-- EXERCISE GOAL --
In the entries below, how many lines include "Mitchell"? Reply with the number and nothing more.

Excerpts from an interface dataset
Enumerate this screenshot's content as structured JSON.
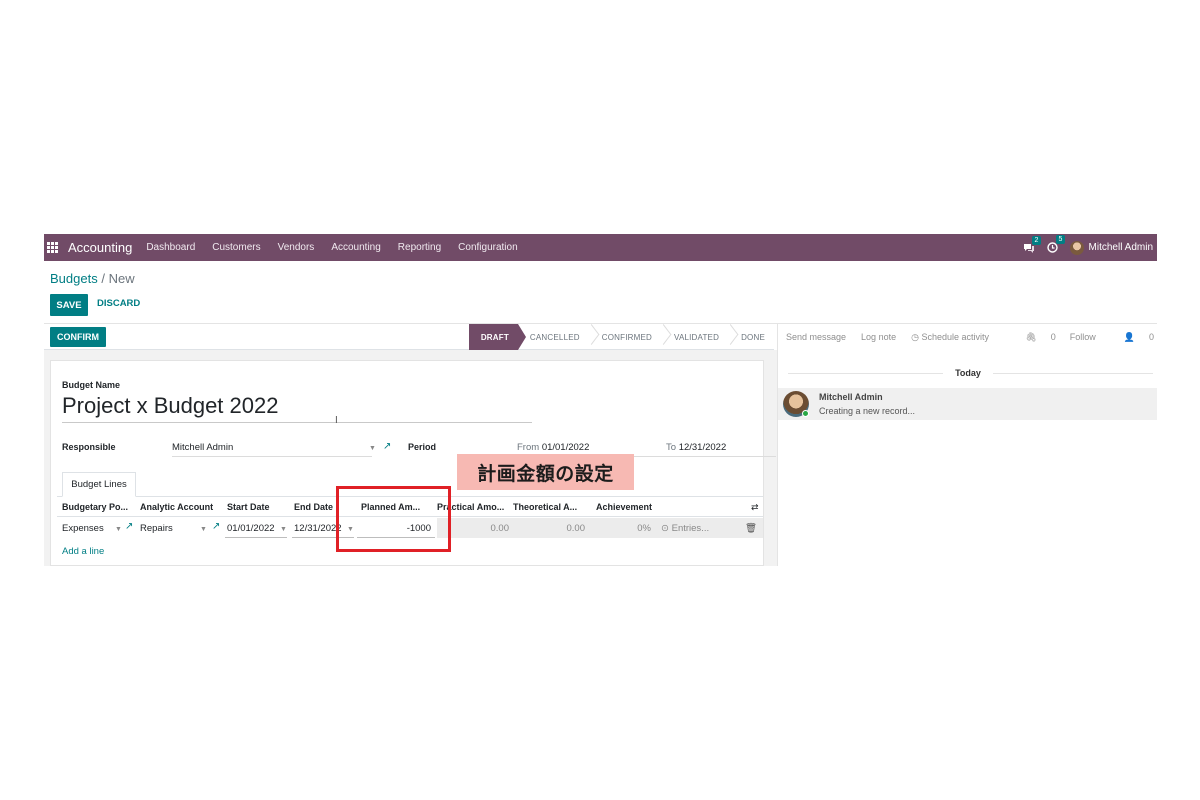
{
  "navbar": {
    "app_name": "Accounting",
    "menu": [
      "Dashboard",
      "Customers",
      "Vendors",
      "Accounting",
      "Reporting",
      "Configuration"
    ],
    "messages_count": "2",
    "activities_count": "5",
    "user_name": "Mitchell Admin",
    "bg_color": "#714B67"
  },
  "breadcrumb": {
    "parent": "Budgets",
    "separator": "/",
    "current": "New"
  },
  "buttons": {
    "save": "SAVE",
    "discard": "DISCARD",
    "confirm": "CONFIRM"
  },
  "stages": [
    "DRAFT",
    "CANCELLED",
    "CONFIRMED",
    "VALIDATED",
    "DONE"
  ],
  "active_stage": "DRAFT",
  "form": {
    "budget_name_label": "Budget Name",
    "budget_name": "Project x Budget 2022",
    "responsible_label": "Responsible",
    "responsible_value": "Mitchell Admin",
    "period_label": "Period",
    "period_from_prefix": "From",
    "period_from": "01/01/2022",
    "period_to_prefix": "To",
    "period_to": "12/31/2022"
  },
  "tabs": {
    "budget_lines": "Budget Lines"
  },
  "table": {
    "headers": [
      "Budgetary Po...",
      "Analytic Account",
      "Start Date",
      "End Date",
      "Planned Am...",
      "Practical Amo...",
      "Theoretical A...",
      "Achievement"
    ],
    "rows": [
      {
        "budgetary_position": "Expenses",
        "analytic_account": "Repairs",
        "start_date": "01/01/2022",
        "end_date": "12/31/2022",
        "planned_amount": "-1000",
        "practical_amount": "0.00",
        "theoretical_amount": "0.00",
        "achievement": "0%",
        "entries": "Entries..."
      }
    ],
    "add_line": "Add a line"
  },
  "annotation": {
    "callout_text": "計画金額の設定",
    "box_color": "#e02026",
    "callout_bg": "#f7b9b3"
  },
  "chatter": {
    "send_message": "Send message",
    "log_note": "Log note",
    "schedule_activity": "Schedule activity",
    "attachments_count": "0",
    "follow": "Follow",
    "followers_count": "0",
    "today_label": "Today",
    "messages": [
      {
        "author": "Mitchell Admin",
        "body": "Creating a new record..."
      }
    ]
  },
  "accent_color": "#017e84"
}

-- ANSWER BOX --
3